*EXERCISE AIM*: What you return must match the entries exactly, except that the pictures are gone.

+===+

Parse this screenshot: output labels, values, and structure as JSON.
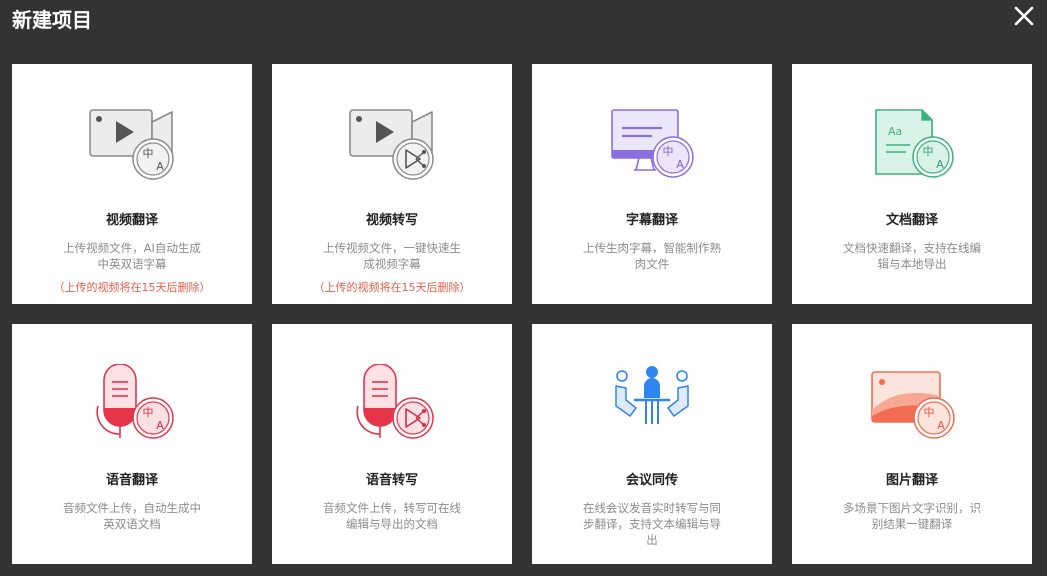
{
  "header": {
    "title": "新建项目",
    "close_icon": "close-icon"
  },
  "colors": {
    "background": "#333333",
    "card": "#ffffff",
    "note": "#e8604c"
  },
  "cards": [
    {
      "title": "视频翻译",
      "desc": "上传视频文件，AI自动生成中英双语字幕",
      "note": "（上传的视频将在15天后删除）",
      "icon": "video-translate-icon"
    },
    {
      "title": "视频转写",
      "desc": "上传视频文件，一键快速生成视频字幕",
      "note": "（上传的视频将在15天后删除）",
      "icon": "video-transcribe-icon"
    },
    {
      "title": "字幕翻译",
      "desc": "上传生肉字幕，智能制作熟肉文件",
      "note": "",
      "icon": "subtitle-translate-icon"
    },
    {
      "title": "文档翻译",
      "desc": "文档快速翻译，支持在线编辑与本地导出",
      "note": "",
      "icon": "document-translate-icon"
    },
    {
      "title": "语音翻译",
      "desc": "音频文件上传，自动生成中英双语文档",
      "note": "",
      "icon": "voice-translate-icon"
    },
    {
      "title": "语音转写",
      "desc": "音频文件上传，转写可在线编辑与导出的文档",
      "note": "",
      "icon": "voice-transcribe-icon"
    },
    {
      "title": "会议同传",
      "desc": "在线会议发音实时转写与同步翻译，支持文本编辑与导出",
      "note": "",
      "icon": "meeting-interpret-icon"
    },
    {
      "title": "图片翻译",
      "desc": "多场景下图片文字识别，识别结果一键翻译",
      "note": "",
      "icon": "image-translate-icon"
    }
  ]
}
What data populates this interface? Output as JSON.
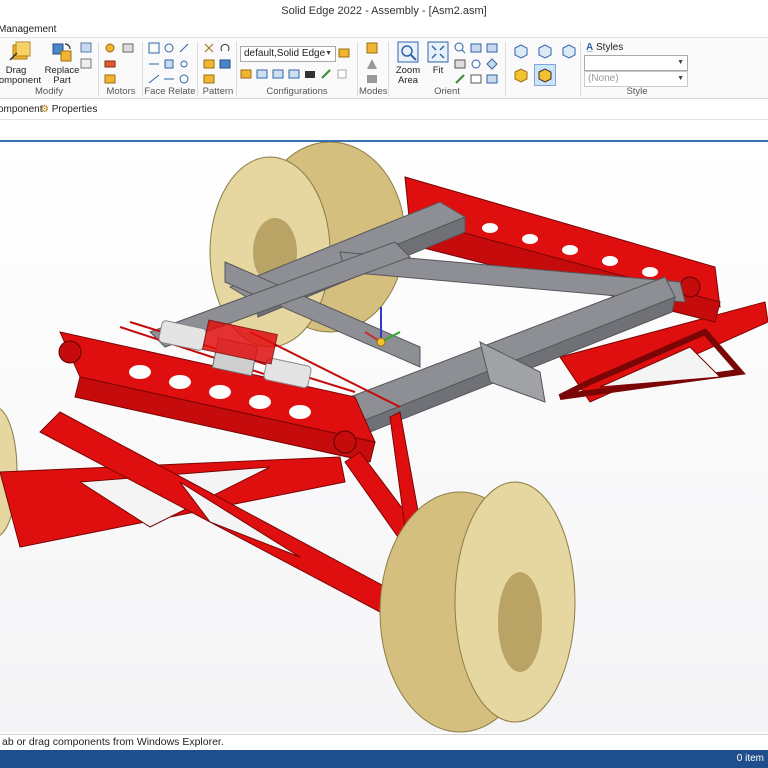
{
  "window": {
    "title": "Solid Edge 2022 - Assembly - [Asm2.asm]"
  },
  "ribbon_tab": {
    "label": "Management"
  },
  "ribbon": {
    "modify": {
      "label": "Modify",
      "drag_component": "Drag\nComponent",
      "replace_part": "Replace\nPart"
    },
    "motors": {
      "label": "Motors"
    },
    "face_relate": {
      "label": "Face Relate"
    },
    "pattern": {
      "label": "Pattern"
    },
    "configurations": {
      "label": "Configurations",
      "combo_value": "default,Solid Edge"
    },
    "modes": {
      "label": "Modes"
    },
    "orient": {
      "label": "Orient",
      "zoom_area": "Zoom\nArea",
      "fit": "Fit"
    },
    "style": {
      "label": "Style",
      "styles_label": "Styles",
      "style_combo_value": "",
      "none_combo_value": "(None)"
    }
  },
  "pathfinder": {
    "component_tab": "omponent",
    "properties_tab": "Properties"
  },
  "status": {
    "message": "ab or drag components from Windows Explorer.",
    "count": "0 item"
  },
  "colors": {
    "frame_red": "#e00f0f",
    "crossmember_gray": "#8d8f94",
    "tire_tan": "#d8c68a",
    "accent_blue": "#1f4e8c"
  },
  "icons": [
    "drag-component-icon",
    "replace-part-icon",
    "zoom-area-icon",
    "fit-icon",
    "styles-icon",
    "properties-icon",
    "triad-icon"
  ]
}
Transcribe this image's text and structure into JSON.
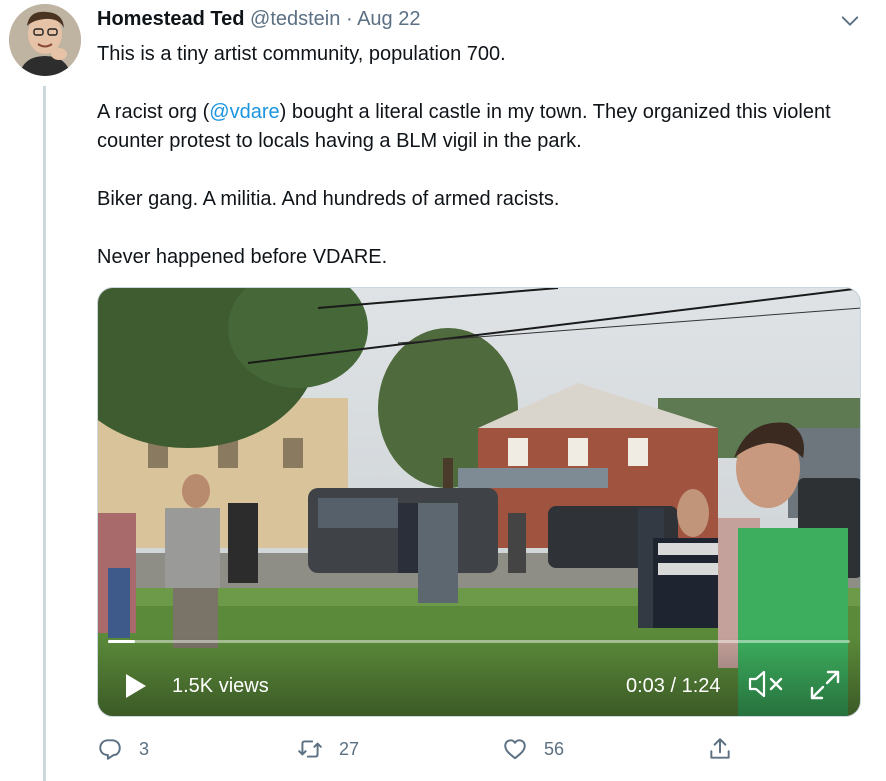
{
  "tweet": {
    "author": {
      "name": "Homestead Ted",
      "handle": "@tedstein",
      "separator": "·",
      "date": "Aug 22"
    },
    "text": {
      "line1": "This is a tiny artist community, population 700.",
      "para2_before": "A racist org (",
      "para2_mention": "@vdare",
      "para2_after": ") bought a literal castle in my town. They organized this violent counter protest to locals having a BLM vigil in the park.",
      "para3": "Biker gang. A militia. And hundreds of armed racists.",
      "para4": "Never happened before VDARE."
    },
    "video": {
      "views": "1.5K views",
      "time": "0:03 / 1:24",
      "progress_fraction": 0.036
    },
    "actions": {
      "reply_count": "3",
      "retweet_count": "27",
      "like_count": "56"
    },
    "icons": [
      "avatar",
      "chevron-down-icon",
      "play-icon",
      "mute-icon",
      "fullscreen-icon",
      "reply-icon",
      "retweet-icon",
      "like-icon",
      "share-icon"
    ],
    "colors": {
      "link": "#1b95e0",
      "secondary_text": "#5b7083",
      "thread_line": "#ccd6dd"
    }
  }
}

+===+

*WRITTEN RESPONSE*:
Parse this screenshot: output labels, values, and structure as JSON.
{
  "header": {
    "title": "新建项目",
    "close_icon": "close-icon"
  },
  "colors": {
    "background": "#333333",
    "card": "#ffffff",
    "note": "#e8604c"
  },
  "cards": [
    {
      "title": "视频翻译",
      "desc": "上传视频文件，AI自动生成中英双语字幕",
      "note": "（上传的视频将在15天后删除）",
      "icon": "video-translate-icon"
    },
    {
      "title": "视频转写",
      "desc": "上传视频文件，一键快速生成视频字幕",
      "note": "（上传的视频将在15天后删除）",
      "icon": "video-transcribe-icon"
    },
    {
      "title": "字幕翻译",
      "desc": "上传生肉字幕，智能制作熟肉文件",
      "note": "",
      "icon": "subtitle-translate-icon"
    },
    {
      "title": "文档翻译",
      "desc": "文档快速翻译，支持在线编辑与本地导出",
      "note": "",
      "icon": "document-translate-icon"
    },
    {
      "title": "语音翻译",
      "desc": "音频文件上传，自动生成中英双语文档",
      "note": "",
      "icon": "voice-translate-icon"
    },
    {
      "title": "语音转写",
      "desc": "音频文件上传，转写可在线编辑与导出的文档",
      "note": "",
      "icon": "voice-transcribe-icon"
    },
    {
      "title": "会议同传",
      "desc": "在线会议发音实时转写与同步翻译，支持文本编辑与导出",
      "note": "",
      "icon": "meeting-interpret-icon"
    },
    {
      "title": "图片翻译",
      "desc": "多场景下图片文字识别，识别结果一键翻译",
      "note": "",
      "icon": "image-translate-icon"
    }
  ]
}
What data populates this interface? Output as JSON.
{
  "window": {
    "title": "Solid Edge 2022 - Assembly - [Asm2.asm]"
  },
  "ribbon_tab": {
    "label": "Management"
  },
  "ribbon": {
    "modify": {
      "label": "Modify",
      "drag_component": "Drag\nComponent",
      "replace_part": "Replace\nPart"
    },
    "motors": {
      "label": "Motors"
    },
    "face_relate": {
      "label": "Face Relate"
    },
    "pattern": {
      "label": "Pattern"
    },
    "configurations": {
      "label": "Configurations",
      "combo_value": "default,Solid Edge"
    },
    "modes": {
      "label": "Modes"
    },
    "orient": {
      "label": "Orient",
      "zoom_area": "Zoom\nArea",
      "fit": "Fit"
    },
    "style": {
      "label": "Style",
      "styles_label": "Styles",
      "style_combo_value": "",
      "none_combo_value": "(None)"
    }
  },
  "pathfinder": {
    "component_tab": "omponent",
    "properties_tab": "Properties"
  },
  "status": {
    "message": "ab or drag components from Windows Explorer.",
    "count": "0 item"
  },
  "colors": {
    "frame_red": "#e00f0f",
    "crossmember_gray": "#8d8f94",
    "tire_tan": "#d8c68a",
    "accent_blue": "#1f4e8c"
  },
  "icons": [
    "drag-component-icon",
    "replace-part-icon",
    "zoom-area-icon",
    "fit-icon",
    "styles-icon",
    "properties-icon",
    "triad-icon"
  ]
}
Transcribe this image's text and structure into JSON.
{
  "tweet": {
    "author": {
      "name": "Homestead Ted",
      "handle": "@tedstein",
      "separator": "·",
      "date": "Aug 22"
    },
    "text": {
      "line1": "This is a tiny artist community, population 700.",
      "para2_before": "A racist org (",
      "para2_mention": "@vdare",
      "para2_after": ") bought a literal castle in my town. They organized this violent counter protest to locals having a BLM vigil in the park.",
      "para3": "Biker gang. A militia. And hundreds of armed racists.",
      "para4": "Never happened before VDARE."
    },
    "video": {
      "views": "1.5K views",
      "time": "0:03 / 1:24",
      "progress_fraction": 0.036
    },
    "actions": {
      "reply_count": "3",
      "retweet_count": "27",
      "like_count": "56"
    },
    "icons": [
      "avatar",
      "chevron-down-icon",
      "play-icon",
      "mute-icon",
      "fullscreen-icon",
      "reply-icon",
      "retweet-icon",
      "like-icon",
      "share-icon"
    ],
    "colors": {
      "link": "#1b95e0",
      "secondary_text": "#5b7083",
      "thread_line": "#ccd6dd"
    }
  }
}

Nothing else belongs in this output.